Reproduce each line of the entries that carries "pedrodeza".
Material for the task: Begin
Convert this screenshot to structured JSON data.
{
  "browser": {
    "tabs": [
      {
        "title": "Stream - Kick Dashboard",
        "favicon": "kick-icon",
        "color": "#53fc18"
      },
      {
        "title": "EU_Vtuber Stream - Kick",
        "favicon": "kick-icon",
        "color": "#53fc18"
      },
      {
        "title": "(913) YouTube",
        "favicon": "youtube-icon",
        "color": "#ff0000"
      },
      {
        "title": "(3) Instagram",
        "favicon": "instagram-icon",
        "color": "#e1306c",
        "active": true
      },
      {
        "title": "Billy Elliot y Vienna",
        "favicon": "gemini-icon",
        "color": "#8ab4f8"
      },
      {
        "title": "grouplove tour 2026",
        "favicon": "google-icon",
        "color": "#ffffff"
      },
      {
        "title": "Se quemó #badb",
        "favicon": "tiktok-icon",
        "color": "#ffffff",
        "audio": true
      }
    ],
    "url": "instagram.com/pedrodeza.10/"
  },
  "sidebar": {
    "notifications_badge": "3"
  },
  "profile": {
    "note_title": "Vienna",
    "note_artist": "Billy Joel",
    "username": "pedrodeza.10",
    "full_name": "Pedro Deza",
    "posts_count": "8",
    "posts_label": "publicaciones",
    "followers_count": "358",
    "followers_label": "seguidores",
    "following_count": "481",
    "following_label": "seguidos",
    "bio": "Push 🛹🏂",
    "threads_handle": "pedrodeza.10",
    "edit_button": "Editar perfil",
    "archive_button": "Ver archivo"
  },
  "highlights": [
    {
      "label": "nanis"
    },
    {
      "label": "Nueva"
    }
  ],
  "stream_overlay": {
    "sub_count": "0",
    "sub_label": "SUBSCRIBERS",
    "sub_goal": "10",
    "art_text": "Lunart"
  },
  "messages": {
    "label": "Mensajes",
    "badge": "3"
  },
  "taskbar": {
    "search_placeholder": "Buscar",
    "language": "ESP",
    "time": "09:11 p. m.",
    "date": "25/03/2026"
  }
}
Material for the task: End
▶ [Final answer]:
    "url": "instagram.com/pedrodeza.10/"
    "username": "pedrodeza.10",
    "threads_handle": "pedrodeza.10",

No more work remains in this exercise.